When you plead “not guilty,” you’re telling the prosecution they’ll have to work harder to prove your guilt by going to trial. Even while making this plea, many defendants are still intimidated by the idea of going to trial, perhaps because they aren’t sure what happens next.
In this blog post, we’re going to explain what happens after a “not guilty” plea and hopefully ease some of your uncertainty. After all, if you’re pleading innocence, the trial is supposed to be a good thing and a way to free yourself from the accusation against you.
Your plea will put the following steps into motion (not necessarily in this order):
Your case will be assigned to a pretrial and/or trial day. However, the case can still be dropped even after the date is set.
Type of Trial
There are two types of trials: bench trial and jury trial. In a bench trial, your case is heard only by a judge, not a jury. As the defendant, you are often able to choose which kind of trial you want, depending on the specifics of your case. In Georgia, as long as you have filed a defense, you can request a trial by jury. Research the pros and cons of both trial types and discuss them with your lawyer before deciding.
If a pretrial hearing was scheduled, the prosecution and defense meet on the scheduled day to make particular arguments before the judge about evidence, testimonies, and the case in general. They can even present a motion to dismiss, should they have good reason.
If you choose a jury trial, the judge, prosecution, and defense all take part in selecting the jury. Lawyers are particularly helpful at this stage, as they have experience in screening potential jurors. Choosing your own jurors can be a lot of pressure.

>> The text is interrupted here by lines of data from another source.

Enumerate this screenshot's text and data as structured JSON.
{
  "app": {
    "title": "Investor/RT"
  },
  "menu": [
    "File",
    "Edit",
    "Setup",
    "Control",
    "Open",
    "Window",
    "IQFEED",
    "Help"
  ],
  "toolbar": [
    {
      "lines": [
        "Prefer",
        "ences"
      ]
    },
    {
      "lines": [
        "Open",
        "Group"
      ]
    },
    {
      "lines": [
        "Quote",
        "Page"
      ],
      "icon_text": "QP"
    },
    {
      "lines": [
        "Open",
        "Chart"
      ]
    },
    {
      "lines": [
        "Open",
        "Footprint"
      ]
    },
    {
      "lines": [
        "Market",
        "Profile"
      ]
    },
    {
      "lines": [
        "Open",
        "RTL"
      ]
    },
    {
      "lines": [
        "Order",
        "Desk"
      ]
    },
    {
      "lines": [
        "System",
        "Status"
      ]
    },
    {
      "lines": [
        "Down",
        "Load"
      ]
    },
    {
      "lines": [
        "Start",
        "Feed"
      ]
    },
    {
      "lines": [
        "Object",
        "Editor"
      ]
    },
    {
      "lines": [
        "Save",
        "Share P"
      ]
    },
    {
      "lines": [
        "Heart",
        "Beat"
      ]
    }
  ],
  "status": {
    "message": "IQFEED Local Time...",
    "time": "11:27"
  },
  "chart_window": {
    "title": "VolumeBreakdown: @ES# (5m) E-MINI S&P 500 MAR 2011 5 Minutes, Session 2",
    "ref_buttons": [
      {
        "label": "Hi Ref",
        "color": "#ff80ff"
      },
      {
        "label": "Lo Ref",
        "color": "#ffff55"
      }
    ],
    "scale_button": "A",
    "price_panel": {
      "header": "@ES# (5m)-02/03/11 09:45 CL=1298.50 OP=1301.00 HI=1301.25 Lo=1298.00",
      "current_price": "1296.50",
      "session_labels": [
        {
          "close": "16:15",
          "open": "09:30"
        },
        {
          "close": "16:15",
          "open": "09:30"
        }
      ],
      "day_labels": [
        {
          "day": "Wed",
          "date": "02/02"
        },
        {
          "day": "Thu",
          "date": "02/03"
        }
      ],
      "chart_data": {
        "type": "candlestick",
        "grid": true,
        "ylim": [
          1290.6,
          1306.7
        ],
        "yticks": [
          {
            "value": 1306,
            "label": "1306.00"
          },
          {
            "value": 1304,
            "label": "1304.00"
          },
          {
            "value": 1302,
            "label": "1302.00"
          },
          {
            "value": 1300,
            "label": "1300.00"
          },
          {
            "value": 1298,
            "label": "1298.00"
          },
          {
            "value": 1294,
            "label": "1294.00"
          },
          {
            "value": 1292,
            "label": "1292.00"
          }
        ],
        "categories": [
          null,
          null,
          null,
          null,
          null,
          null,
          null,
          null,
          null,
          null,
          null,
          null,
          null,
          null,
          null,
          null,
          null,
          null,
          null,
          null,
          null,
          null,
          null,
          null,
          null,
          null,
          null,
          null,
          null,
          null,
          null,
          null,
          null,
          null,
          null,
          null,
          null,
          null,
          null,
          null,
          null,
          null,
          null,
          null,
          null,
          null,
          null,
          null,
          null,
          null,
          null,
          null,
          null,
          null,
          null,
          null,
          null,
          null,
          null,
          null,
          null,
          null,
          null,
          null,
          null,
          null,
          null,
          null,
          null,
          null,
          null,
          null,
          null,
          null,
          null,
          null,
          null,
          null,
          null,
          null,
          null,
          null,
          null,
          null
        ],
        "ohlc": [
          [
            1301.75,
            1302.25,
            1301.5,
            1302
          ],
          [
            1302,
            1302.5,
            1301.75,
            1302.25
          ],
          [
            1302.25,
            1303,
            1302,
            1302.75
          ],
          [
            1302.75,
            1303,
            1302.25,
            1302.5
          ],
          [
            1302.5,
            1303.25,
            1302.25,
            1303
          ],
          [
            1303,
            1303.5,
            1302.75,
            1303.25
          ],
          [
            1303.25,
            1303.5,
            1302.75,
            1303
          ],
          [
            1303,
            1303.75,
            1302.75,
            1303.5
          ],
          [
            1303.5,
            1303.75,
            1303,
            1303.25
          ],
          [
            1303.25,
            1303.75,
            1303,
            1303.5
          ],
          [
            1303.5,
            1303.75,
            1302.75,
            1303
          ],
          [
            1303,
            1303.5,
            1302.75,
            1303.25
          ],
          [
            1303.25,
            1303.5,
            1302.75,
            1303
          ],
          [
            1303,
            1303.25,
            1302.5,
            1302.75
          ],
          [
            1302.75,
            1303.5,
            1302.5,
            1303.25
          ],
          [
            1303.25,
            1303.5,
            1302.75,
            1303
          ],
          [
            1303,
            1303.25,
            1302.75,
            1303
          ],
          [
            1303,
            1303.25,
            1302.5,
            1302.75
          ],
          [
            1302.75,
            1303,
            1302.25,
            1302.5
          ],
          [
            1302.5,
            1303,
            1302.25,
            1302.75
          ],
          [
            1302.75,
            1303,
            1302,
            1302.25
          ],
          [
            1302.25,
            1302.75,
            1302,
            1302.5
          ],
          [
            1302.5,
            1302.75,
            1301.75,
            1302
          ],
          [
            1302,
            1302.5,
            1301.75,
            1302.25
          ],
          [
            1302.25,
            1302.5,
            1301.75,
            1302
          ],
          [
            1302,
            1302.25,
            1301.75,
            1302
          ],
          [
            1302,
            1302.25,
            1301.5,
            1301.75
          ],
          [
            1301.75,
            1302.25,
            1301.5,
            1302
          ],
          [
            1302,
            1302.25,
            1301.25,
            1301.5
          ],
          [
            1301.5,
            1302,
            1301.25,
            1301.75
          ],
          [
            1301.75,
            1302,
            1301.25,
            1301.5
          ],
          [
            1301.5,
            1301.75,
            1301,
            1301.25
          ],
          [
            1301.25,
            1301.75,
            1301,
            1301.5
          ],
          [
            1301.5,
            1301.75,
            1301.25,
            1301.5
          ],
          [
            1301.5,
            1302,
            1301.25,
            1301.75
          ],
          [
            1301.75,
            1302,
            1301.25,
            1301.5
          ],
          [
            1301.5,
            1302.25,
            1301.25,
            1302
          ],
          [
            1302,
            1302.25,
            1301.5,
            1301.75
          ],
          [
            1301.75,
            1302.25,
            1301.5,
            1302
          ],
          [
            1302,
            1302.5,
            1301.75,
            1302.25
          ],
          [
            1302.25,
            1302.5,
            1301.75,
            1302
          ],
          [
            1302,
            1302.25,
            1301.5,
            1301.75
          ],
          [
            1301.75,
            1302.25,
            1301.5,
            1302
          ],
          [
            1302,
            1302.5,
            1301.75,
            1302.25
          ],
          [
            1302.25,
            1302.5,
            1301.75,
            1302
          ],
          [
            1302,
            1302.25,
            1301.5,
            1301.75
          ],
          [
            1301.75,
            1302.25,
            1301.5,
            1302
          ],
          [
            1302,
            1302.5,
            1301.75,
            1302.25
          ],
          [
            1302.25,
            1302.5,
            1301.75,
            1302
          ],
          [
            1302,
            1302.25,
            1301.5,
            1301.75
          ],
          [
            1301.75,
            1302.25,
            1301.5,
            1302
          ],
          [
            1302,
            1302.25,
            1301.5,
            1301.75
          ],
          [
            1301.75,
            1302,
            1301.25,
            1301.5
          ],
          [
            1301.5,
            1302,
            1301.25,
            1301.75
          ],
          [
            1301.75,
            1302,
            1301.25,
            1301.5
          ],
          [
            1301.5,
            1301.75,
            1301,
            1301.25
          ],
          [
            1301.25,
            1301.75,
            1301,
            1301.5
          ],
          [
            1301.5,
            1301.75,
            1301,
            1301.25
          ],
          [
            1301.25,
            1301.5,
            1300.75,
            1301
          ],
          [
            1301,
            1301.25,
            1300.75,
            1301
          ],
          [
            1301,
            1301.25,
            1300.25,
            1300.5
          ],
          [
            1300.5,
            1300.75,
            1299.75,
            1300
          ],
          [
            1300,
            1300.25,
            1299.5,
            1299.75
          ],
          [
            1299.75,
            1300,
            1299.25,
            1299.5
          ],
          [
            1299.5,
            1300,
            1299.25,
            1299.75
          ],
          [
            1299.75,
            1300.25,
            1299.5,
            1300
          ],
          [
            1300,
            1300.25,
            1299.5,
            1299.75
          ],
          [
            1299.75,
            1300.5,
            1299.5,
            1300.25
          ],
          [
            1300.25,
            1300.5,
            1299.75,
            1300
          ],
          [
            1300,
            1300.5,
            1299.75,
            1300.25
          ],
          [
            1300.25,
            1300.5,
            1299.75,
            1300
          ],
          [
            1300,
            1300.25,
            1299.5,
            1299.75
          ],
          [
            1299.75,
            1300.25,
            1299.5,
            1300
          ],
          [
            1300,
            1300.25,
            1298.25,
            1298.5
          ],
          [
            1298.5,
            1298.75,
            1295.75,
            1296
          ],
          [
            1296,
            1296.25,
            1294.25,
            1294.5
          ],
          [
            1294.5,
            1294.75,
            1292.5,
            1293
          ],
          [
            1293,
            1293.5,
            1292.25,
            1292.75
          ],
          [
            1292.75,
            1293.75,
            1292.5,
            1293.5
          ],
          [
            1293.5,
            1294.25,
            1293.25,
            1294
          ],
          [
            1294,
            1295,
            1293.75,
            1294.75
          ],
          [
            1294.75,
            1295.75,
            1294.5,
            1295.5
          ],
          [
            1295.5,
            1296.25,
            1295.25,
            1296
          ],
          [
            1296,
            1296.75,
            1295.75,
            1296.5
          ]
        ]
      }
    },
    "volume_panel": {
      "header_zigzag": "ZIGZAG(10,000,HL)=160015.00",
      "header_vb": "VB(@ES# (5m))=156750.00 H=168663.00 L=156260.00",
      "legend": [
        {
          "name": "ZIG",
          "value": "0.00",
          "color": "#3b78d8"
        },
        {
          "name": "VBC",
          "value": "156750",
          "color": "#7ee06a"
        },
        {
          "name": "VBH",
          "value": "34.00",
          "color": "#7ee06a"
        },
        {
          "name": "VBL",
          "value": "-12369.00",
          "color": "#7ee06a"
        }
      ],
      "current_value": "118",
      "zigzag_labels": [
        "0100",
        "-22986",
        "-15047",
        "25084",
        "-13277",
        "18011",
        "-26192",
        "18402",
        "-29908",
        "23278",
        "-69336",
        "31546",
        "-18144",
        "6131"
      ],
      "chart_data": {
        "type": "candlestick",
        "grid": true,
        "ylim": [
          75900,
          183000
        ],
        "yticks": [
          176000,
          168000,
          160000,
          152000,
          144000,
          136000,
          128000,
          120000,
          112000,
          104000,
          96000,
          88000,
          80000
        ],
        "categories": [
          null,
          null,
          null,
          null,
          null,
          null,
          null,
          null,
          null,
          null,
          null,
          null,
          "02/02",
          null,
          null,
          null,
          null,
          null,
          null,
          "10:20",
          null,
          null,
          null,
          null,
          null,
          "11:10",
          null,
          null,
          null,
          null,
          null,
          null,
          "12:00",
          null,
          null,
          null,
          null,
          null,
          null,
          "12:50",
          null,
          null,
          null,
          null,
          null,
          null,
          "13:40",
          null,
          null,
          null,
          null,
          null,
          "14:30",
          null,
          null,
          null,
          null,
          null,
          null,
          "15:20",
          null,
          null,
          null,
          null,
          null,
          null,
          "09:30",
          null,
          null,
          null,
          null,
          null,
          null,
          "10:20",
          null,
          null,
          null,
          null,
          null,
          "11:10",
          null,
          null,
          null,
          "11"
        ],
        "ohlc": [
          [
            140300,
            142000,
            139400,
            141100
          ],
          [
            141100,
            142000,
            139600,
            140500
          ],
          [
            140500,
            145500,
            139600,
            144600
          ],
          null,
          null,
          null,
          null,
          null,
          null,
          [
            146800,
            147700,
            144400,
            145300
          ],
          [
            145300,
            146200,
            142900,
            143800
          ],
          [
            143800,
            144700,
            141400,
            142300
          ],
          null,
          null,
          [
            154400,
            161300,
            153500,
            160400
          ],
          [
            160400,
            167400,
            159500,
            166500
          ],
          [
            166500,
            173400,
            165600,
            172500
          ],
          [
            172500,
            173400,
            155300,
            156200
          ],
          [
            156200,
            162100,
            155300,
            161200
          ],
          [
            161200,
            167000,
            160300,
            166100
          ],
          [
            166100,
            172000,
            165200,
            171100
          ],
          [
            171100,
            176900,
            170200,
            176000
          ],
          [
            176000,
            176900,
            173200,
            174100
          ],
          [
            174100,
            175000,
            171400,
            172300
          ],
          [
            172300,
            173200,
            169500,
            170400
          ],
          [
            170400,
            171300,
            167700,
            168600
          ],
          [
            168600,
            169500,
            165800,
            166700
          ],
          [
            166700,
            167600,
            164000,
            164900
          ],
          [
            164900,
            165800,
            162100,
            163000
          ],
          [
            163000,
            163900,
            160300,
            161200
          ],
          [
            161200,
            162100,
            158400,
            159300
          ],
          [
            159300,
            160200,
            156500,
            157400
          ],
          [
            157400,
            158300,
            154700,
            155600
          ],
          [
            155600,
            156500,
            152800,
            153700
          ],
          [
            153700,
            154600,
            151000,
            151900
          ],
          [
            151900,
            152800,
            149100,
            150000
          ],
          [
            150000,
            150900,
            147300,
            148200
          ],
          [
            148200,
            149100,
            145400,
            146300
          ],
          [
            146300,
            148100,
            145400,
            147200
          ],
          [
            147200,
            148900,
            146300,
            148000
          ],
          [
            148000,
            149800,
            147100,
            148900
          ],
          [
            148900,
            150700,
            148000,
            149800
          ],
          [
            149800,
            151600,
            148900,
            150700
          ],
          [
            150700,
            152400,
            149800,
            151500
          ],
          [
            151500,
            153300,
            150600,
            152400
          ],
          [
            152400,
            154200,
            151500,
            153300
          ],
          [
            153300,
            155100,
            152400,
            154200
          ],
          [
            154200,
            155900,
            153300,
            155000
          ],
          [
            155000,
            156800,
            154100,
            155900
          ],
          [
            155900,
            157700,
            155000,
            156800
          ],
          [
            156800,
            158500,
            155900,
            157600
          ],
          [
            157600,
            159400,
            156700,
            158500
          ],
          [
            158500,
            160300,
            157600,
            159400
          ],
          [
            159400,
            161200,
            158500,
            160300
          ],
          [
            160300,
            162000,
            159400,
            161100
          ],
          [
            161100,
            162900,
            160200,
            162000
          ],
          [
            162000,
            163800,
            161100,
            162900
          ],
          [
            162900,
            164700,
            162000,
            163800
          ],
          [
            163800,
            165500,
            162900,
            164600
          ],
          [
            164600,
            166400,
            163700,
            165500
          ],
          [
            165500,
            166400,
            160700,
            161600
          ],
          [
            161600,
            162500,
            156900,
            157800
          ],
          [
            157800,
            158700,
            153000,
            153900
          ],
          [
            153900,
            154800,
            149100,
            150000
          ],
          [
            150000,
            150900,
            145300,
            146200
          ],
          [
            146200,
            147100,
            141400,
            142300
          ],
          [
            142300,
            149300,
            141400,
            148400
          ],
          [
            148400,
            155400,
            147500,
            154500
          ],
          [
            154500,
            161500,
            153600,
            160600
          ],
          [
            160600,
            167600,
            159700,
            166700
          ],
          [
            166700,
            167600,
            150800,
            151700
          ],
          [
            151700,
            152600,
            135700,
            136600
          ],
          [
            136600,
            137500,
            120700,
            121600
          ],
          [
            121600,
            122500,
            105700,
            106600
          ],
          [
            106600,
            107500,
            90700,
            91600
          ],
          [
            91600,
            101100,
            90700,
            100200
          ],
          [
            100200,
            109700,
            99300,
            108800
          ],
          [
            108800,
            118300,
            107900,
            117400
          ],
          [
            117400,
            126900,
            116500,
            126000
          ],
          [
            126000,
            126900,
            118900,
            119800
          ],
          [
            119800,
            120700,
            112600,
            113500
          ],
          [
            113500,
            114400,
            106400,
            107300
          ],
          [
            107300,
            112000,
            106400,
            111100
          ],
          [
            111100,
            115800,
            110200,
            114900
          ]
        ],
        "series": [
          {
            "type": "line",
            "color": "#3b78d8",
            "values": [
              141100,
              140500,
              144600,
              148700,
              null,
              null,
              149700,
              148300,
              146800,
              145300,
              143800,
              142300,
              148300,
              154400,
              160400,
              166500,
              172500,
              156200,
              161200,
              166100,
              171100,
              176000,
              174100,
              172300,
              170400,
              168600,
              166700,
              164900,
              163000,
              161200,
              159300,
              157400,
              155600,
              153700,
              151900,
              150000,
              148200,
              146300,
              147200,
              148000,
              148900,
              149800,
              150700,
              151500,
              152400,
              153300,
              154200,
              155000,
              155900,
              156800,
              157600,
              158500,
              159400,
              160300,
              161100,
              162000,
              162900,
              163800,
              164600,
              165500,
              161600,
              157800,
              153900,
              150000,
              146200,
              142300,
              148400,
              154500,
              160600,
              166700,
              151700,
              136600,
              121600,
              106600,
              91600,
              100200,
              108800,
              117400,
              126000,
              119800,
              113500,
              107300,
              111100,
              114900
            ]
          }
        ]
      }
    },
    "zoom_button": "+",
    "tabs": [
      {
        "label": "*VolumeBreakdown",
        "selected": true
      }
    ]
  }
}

Remember, you are innocent until proven guilty beyond a reasonable doubt. The burden of proof lies with the prosecution, not you. To maintain your innocence during the trial, your lawyer may cross-examine your arresting officer or present evidence on your behalf.
Trials are complicated, and even after learning more about the process, you may still have reservations about going to trial. That’s where we step in. Castan & Lecca can represent your interests and provide exceptional defense for you each step of the way.
Every case has its own nuances, which is why we recommend consulting a criminal defense lawyer about yours rather than just relying on general information about criminal defense cases. Don’t hesitate to ask us questions specific to your situation. Contact us online or call 404-923-7570 for a free consultation, no strings attached.
We’re here to protect you.